[RECORDS FOR THE TASK]

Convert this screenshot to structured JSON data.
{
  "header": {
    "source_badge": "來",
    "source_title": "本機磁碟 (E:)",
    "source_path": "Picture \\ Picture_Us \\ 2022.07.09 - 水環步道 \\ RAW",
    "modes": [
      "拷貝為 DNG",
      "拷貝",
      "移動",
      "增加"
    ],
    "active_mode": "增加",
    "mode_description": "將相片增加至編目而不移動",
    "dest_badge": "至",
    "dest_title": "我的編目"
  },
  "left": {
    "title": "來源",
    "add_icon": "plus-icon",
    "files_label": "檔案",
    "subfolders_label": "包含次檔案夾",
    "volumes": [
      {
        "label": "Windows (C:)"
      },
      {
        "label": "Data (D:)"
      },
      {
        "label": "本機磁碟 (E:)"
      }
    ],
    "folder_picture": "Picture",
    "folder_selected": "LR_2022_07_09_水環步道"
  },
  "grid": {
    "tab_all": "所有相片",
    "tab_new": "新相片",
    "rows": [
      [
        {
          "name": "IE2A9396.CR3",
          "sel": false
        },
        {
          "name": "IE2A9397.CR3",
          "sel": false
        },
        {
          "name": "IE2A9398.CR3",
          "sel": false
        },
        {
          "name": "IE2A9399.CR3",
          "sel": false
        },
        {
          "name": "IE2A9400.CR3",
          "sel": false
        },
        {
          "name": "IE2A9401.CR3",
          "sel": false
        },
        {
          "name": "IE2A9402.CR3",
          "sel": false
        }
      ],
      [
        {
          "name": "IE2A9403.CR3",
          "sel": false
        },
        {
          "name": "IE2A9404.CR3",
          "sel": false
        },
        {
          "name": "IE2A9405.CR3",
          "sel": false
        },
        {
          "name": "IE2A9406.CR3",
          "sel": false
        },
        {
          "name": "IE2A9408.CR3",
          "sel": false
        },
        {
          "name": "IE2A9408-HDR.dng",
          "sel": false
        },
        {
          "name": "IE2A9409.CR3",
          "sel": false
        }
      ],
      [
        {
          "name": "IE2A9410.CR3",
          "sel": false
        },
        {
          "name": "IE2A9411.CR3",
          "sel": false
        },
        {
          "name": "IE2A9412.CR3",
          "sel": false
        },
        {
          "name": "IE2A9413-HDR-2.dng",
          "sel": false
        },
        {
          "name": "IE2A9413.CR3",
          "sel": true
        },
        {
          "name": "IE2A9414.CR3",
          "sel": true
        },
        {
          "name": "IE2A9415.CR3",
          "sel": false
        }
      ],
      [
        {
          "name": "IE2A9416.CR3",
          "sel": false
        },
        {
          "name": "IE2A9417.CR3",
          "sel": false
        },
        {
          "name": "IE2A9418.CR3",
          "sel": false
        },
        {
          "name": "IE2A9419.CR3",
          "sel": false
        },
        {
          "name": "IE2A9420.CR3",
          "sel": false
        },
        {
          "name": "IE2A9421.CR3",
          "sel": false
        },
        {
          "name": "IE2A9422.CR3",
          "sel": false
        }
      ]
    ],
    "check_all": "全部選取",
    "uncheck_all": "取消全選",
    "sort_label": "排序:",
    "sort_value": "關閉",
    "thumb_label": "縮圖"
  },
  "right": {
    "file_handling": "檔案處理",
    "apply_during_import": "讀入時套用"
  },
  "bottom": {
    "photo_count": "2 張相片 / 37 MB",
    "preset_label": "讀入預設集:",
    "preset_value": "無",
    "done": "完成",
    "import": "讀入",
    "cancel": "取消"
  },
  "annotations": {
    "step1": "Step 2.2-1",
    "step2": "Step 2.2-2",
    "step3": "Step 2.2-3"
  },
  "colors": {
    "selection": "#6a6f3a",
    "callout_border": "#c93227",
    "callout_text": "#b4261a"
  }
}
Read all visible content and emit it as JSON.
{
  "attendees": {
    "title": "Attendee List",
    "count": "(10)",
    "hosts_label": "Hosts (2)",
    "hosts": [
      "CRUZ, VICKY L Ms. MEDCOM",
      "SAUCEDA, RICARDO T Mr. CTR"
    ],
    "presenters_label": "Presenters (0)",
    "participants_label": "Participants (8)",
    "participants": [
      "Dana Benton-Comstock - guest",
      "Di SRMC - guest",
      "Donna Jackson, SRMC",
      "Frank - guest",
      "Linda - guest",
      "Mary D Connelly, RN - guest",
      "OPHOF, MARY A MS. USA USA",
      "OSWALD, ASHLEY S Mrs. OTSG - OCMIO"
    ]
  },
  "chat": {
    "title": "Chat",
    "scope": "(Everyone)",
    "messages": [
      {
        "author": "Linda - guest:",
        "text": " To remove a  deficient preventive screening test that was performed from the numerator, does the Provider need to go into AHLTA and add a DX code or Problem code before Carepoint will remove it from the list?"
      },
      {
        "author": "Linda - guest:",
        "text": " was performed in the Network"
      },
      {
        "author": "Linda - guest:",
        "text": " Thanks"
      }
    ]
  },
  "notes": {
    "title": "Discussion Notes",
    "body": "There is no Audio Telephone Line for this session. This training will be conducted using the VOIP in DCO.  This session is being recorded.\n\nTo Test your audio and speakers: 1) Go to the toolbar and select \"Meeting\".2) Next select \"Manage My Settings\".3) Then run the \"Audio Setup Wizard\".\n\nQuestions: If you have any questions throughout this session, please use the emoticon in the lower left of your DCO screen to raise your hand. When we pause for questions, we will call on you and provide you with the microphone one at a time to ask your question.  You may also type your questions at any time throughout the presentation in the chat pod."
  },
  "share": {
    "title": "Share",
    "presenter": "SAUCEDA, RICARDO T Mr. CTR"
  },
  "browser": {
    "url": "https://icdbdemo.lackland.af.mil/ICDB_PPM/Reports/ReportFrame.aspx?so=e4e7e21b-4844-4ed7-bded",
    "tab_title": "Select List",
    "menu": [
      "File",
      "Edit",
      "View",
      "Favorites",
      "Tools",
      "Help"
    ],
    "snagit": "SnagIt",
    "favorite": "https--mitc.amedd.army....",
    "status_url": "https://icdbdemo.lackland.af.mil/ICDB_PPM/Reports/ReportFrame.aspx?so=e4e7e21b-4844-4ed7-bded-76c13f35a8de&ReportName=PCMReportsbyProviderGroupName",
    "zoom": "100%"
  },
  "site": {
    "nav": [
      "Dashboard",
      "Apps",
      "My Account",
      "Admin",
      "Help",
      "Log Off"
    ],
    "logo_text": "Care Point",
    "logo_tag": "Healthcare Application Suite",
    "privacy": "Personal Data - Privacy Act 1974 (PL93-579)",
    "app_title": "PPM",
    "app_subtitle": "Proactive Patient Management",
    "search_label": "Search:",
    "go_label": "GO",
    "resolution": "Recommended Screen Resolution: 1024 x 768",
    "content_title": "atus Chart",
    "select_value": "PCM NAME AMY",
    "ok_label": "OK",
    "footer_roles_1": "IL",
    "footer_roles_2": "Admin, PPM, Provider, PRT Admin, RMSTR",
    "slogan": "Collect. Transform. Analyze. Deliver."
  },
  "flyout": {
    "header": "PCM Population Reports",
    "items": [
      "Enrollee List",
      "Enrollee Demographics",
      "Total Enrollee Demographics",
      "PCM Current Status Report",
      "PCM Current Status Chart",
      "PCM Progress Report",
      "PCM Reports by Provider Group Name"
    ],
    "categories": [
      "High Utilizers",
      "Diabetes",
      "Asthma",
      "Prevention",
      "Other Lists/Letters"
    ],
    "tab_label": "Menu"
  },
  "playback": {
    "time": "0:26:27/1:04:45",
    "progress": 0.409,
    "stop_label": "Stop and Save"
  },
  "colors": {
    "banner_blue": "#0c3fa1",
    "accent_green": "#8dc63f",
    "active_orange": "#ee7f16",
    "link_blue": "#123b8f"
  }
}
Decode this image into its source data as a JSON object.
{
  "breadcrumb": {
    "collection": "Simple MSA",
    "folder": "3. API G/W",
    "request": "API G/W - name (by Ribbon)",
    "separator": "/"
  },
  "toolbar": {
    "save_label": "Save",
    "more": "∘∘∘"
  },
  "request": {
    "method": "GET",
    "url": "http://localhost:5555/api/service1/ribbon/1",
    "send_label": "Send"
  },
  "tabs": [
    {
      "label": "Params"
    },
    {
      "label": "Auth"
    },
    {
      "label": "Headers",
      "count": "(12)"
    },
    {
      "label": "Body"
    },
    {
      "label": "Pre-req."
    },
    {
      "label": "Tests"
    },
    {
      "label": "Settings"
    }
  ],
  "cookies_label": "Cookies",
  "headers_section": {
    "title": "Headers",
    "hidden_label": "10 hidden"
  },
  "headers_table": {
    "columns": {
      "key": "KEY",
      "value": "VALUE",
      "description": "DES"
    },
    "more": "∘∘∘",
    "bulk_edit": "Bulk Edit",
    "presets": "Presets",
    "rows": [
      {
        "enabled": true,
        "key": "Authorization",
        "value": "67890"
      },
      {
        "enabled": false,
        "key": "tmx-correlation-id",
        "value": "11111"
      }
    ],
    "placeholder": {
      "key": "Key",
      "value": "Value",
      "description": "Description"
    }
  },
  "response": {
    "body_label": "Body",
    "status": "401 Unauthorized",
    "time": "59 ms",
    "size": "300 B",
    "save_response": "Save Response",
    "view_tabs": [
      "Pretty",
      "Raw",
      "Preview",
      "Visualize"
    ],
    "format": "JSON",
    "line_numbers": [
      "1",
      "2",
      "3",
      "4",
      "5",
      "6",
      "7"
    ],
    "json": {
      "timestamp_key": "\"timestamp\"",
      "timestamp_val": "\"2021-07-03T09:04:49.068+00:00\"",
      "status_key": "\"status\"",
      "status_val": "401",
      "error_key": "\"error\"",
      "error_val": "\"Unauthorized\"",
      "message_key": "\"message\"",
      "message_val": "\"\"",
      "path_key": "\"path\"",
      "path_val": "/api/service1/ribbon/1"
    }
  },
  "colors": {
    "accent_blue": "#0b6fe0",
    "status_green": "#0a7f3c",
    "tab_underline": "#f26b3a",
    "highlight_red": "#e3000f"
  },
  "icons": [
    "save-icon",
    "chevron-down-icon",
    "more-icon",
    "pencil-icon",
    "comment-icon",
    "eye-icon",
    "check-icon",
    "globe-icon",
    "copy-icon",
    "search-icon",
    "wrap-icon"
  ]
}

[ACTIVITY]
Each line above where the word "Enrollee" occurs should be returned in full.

[FINISHED TASK]
      "Enrollee List",
      "Enrollee Demographics",
      "Total Enrollee Demographics",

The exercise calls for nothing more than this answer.